Records from a data source
▬▬▬

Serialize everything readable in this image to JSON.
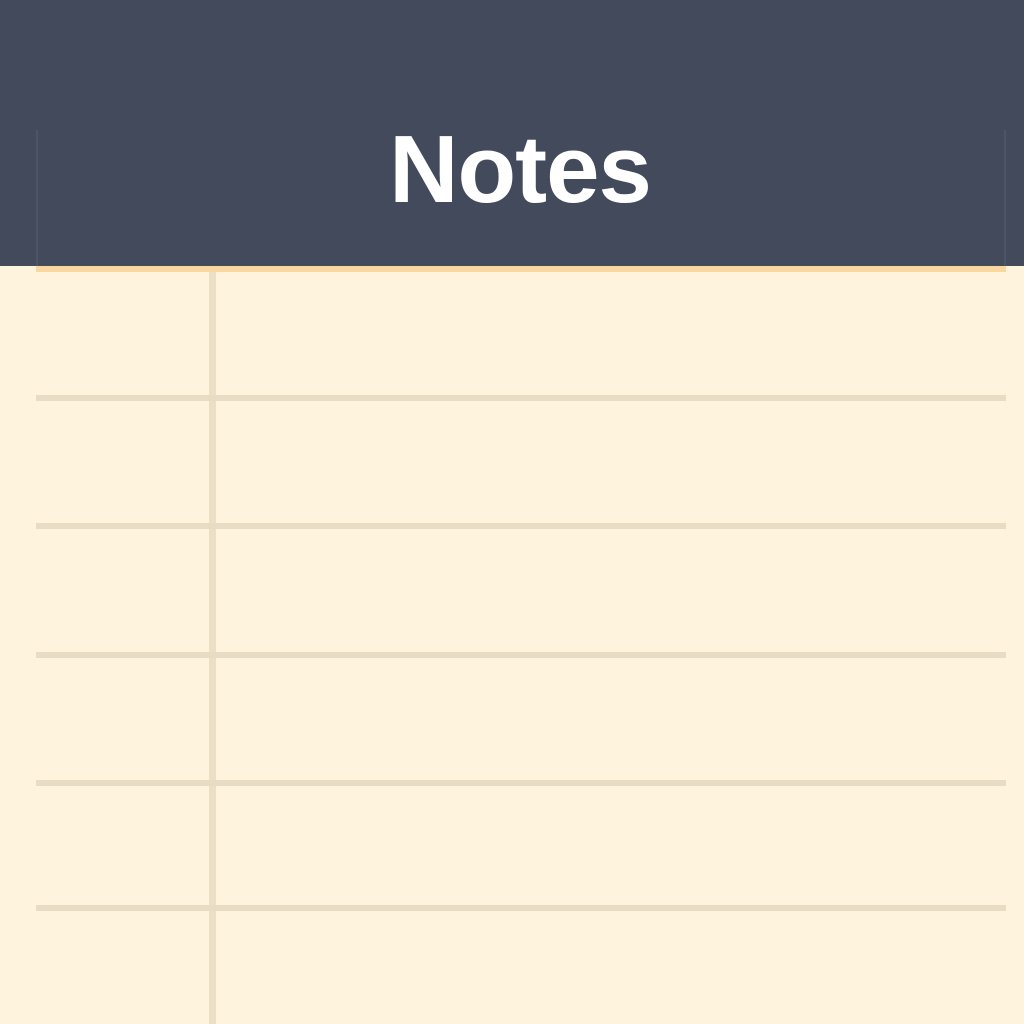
{
  "app": {
    "title": "Notes"
  },
  "colors": {
    "header": "#434a5c",
    "paper": "#fef3dc",
    "rule": "#e9dcc4",
    "accent": "#f9d79e",
    "title_text": "#ffffff"
  },
  "icons": {
    "page": "notepad-icon"
  }
}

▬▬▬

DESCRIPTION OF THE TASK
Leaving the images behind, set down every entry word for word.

RESULT FOR THIS EXERCISE
Serialize everything readable in this image to JSON.
{
  "app": {
    "title": "Notes"
  },
  "colors": {
    "header": "#434a5c",
    "paper": "#fef3dc",
    "rule": "#e9dcc4",
    "accent": "#f9d79e",
    "title_text": "#ffffff"
  },
  "icons": {
    "page": "notepad-icon"
  }
}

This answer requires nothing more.